- _Required work_: Copy each line of the entries that contains the word "confirmar".

- _Extracted information_:
━━━━━━━━━━

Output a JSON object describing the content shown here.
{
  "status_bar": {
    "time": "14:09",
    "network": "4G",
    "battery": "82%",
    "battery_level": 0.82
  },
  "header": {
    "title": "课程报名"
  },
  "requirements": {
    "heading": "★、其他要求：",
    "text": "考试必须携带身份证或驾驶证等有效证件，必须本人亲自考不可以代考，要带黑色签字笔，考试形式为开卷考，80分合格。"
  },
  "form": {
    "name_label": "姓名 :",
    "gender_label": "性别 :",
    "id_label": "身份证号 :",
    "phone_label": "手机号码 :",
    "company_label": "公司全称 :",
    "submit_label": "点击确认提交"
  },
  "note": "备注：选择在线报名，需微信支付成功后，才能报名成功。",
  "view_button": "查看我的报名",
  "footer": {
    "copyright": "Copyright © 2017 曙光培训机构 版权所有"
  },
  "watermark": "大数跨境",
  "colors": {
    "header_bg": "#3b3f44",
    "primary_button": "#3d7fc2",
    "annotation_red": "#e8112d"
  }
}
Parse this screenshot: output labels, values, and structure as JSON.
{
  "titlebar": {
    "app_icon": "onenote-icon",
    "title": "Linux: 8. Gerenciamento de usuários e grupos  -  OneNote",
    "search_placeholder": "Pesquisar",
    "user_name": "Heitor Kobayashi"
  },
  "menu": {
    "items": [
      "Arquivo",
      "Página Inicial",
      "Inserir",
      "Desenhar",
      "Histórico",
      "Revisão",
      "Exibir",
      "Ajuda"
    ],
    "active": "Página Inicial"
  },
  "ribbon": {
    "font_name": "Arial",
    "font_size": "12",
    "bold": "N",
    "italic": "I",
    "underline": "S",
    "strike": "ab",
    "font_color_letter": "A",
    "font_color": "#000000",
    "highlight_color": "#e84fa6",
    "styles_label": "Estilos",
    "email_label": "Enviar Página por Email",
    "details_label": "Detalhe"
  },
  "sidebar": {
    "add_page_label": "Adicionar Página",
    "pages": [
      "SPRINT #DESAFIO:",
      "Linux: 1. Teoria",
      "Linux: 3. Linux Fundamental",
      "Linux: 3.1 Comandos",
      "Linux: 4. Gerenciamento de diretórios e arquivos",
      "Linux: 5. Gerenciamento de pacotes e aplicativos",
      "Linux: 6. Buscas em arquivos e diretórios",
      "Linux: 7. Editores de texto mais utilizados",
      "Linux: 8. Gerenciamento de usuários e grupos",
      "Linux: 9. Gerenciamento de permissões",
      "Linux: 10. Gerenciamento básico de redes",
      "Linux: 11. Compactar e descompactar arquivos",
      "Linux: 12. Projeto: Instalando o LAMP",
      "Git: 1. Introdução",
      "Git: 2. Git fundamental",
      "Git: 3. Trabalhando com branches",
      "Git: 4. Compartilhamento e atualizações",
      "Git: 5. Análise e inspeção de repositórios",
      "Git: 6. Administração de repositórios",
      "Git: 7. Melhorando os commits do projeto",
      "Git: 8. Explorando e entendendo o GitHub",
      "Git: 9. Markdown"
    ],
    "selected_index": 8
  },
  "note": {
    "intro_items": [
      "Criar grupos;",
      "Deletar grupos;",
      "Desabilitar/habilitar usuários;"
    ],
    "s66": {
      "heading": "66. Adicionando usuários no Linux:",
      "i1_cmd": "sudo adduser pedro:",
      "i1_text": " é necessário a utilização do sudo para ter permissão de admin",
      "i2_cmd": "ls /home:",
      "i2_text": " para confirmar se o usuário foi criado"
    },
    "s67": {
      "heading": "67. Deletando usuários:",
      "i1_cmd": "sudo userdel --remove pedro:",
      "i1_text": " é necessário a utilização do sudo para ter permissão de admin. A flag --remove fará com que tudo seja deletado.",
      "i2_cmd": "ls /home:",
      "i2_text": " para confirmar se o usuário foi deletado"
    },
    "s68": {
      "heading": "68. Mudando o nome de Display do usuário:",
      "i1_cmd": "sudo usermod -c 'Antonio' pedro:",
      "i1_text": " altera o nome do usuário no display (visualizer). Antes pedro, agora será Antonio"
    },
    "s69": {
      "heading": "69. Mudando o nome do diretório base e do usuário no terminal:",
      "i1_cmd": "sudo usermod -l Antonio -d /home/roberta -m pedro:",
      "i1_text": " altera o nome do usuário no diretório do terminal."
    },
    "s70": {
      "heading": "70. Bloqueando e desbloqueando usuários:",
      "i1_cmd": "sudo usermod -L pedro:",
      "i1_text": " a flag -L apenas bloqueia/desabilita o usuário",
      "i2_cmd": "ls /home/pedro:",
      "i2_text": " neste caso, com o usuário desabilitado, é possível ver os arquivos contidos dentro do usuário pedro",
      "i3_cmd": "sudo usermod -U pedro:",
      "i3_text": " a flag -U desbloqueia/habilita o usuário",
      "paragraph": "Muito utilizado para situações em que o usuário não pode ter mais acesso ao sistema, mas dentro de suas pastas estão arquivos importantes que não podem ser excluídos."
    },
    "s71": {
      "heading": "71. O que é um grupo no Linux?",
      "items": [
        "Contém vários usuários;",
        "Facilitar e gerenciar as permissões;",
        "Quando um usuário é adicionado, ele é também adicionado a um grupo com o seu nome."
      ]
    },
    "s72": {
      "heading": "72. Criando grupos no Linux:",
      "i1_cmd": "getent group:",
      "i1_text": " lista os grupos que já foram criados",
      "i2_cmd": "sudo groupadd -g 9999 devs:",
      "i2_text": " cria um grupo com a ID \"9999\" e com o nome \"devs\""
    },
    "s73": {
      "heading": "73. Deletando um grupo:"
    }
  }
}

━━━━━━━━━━

- _Written answer_:
      "i2_text": " para confirmar se o usuário foi criado"
      "i2_text": " para confirmar se o usuário foi deletado"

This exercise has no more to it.